RightsCopyright © is held by the author. Digital access to this material is made possible by the University Libraries, University of Arizona. Further transmission, reproduction or presentation (such as public display or performance) of protected items is prohibited except with permission of the author.
AbstractAdvanced optical imaging techniques are emerging as useful ways to screen tissues for the presence of cancer. Plasmon resonant nanoparticles have unique optical properties that make them ideal for use as optical contrast agents. The capacity of these particles to serve a multifunctional role dependent on their composition and the intensity of incident light enables them to serve as diagnostic tools and to provide the therapeutic capability of photo-thermal energy conversion or the controlled release of an encapsulated agent. Likewise, the ability to degrade into components of a clearable size may enable the clinical translation of these types of particles.These properties were demonstrated by means of experiments in the support of three specific aims. The first specific aim was to determine whether the unique and tunable optical properties of nanorods lend them to generate signal in advanced optical imaging techniques, and that nanorods can facilitate photo-thermal conversion. The second specific aim was to show that liposomes can serve as a scaffold for the support of an array of gold nanodots to generate a structure that exhibit tunable plasmon resonant characteristics and a resultant ability to generate signal in optical imaging techniques while having the capability to degrade into inert particles of a size that can be readily cleared from the body via the kidney.
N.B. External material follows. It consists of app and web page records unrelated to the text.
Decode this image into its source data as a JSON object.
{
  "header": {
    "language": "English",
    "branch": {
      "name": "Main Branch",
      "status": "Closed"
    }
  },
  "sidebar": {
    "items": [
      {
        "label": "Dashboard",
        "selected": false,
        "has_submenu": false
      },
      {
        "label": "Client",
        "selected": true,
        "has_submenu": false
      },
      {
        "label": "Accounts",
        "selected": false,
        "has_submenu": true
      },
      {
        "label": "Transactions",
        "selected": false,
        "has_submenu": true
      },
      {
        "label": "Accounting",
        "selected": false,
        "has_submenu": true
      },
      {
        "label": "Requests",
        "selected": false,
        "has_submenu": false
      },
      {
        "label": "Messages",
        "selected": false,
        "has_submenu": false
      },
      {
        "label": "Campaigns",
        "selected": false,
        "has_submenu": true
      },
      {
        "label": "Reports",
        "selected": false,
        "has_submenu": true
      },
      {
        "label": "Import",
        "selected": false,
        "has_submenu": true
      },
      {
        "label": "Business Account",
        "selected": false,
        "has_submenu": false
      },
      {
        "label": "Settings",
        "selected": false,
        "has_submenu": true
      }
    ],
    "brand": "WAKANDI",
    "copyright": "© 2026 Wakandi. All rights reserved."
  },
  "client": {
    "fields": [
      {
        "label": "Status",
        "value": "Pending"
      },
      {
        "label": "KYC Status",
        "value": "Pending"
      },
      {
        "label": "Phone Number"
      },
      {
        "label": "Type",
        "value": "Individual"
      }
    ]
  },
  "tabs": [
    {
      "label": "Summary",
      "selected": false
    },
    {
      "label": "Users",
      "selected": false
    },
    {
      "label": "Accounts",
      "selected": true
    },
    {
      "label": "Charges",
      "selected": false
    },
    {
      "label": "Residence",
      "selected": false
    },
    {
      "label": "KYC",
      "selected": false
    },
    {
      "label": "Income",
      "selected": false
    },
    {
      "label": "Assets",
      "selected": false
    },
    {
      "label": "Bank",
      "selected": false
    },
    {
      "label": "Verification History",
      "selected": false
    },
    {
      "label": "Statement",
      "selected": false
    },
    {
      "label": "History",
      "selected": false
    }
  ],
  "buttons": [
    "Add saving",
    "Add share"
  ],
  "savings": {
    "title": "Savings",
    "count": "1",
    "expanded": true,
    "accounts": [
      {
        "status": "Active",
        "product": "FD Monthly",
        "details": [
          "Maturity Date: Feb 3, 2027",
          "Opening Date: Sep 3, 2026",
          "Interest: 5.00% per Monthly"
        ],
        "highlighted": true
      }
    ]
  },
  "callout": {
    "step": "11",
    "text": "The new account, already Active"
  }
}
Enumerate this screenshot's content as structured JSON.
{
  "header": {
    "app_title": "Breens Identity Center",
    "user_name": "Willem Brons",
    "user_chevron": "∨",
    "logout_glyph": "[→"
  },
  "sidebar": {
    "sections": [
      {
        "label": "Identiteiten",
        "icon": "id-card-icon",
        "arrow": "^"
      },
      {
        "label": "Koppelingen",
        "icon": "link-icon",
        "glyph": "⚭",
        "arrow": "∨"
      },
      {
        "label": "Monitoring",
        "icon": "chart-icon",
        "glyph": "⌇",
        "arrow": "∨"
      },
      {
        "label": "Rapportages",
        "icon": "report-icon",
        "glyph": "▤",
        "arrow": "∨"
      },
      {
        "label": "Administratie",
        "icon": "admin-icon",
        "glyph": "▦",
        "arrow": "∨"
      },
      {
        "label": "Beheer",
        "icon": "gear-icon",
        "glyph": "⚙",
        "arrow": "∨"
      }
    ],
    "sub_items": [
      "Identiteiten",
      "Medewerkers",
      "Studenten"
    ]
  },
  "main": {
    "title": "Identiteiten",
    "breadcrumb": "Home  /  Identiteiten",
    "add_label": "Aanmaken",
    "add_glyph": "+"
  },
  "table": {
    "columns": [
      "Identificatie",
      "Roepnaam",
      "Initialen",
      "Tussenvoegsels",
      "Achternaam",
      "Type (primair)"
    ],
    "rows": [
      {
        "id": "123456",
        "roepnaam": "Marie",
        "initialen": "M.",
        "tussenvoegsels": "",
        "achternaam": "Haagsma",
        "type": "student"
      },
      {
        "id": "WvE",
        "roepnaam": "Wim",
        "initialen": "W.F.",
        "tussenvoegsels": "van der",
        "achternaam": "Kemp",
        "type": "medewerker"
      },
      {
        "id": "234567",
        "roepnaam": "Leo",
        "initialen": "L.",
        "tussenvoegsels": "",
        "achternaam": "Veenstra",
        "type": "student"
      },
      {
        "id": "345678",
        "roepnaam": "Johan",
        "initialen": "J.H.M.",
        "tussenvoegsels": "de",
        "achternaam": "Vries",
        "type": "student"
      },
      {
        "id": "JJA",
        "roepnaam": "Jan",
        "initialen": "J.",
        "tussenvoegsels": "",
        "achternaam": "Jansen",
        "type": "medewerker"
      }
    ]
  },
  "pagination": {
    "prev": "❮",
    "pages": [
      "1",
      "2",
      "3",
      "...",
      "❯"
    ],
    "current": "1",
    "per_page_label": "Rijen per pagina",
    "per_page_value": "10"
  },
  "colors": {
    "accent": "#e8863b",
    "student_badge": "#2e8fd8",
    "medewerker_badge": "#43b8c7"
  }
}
The final specific aim was to determine whether the gold-coated liposomes of the second specific aim can serve as system for light-based delivery of an encapsulated agent in addition to its role as an optical contrast agent and its biodegradation capacity.Plasmon resonant nanorods and plasmon resonant gold-coated liposomes were generated by reducing free gold from solution onto surfactant coated seed particles and phospholipid liposomes, respectively. Both structures demonstrated the ability to generate signal in optical coherence tomography and in multi-photon confocal microscopy images. Nanorods in high intensity light demonstrate a capacity to mediate photo-thermal energy conversion. While, in similar conditions, gold-coated liposomes are shown to release their contents. Gold-coated liposomes are also shown to degrade to bioinert components of a size reasonable for rapid renal clearance using either surfactant or enzyme.
Degree ProgramBiomedical Engineering